Hop over to What Were the Schoolbooks Like to have a look at some more early schoolbooks.
Early schoolhouses had no running water. Water had to be fetched from the well, if there was one, and if not, then from a local brook, stream, river, or nearby house. Students would take turns fetching fresh water for the school. Water was kept in a basin on a small table or bench. Students were expected to keep their hands clean. Drinking water was kept in a container, preferably with a lid to keep out dust and flies. The same metal dipper or drinking cup was used by all the students to take a drink and only one hand towel was available for all to share. So much for keeping your germs to yourself!
There were no ballpoint pens, let alone felt pens or gel pens for early students! They used a pen called a quill, made from a goose feather. The hard end of the feather was cut into a sharp point and the tip was dipped in an inkwell or a bottle of ink. The teacher was in charge of keeping enough feathers sharp, but sometimes older students helped to keep everyone supplied. Unfortunately, this type of pen left a lot of ink on the page and sometimes caused ugly blots that marred a page of beautiful handwriting.

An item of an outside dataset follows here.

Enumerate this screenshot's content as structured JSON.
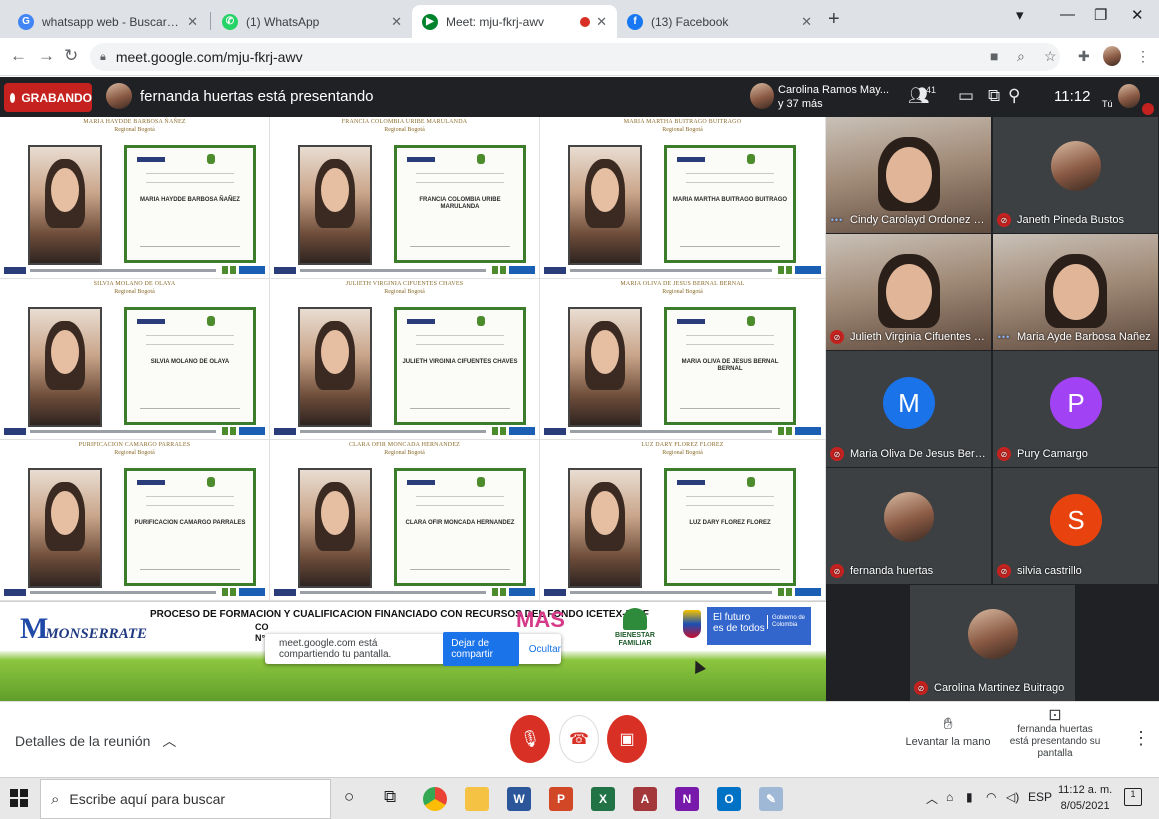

To soak up excess ink, blotting paper was pressed onto fresh writing.
"Ink was made by the parents, by boiling soft maple bark in rain water for a couple of hours, straining or filtering it, and putting into it sufficient copperas, or sulphate of iron, to get the required colour-black."
Jean Cochrane, The School (Markham, Ont.: Fitzhenry & Whiteside, 1986), p. 17.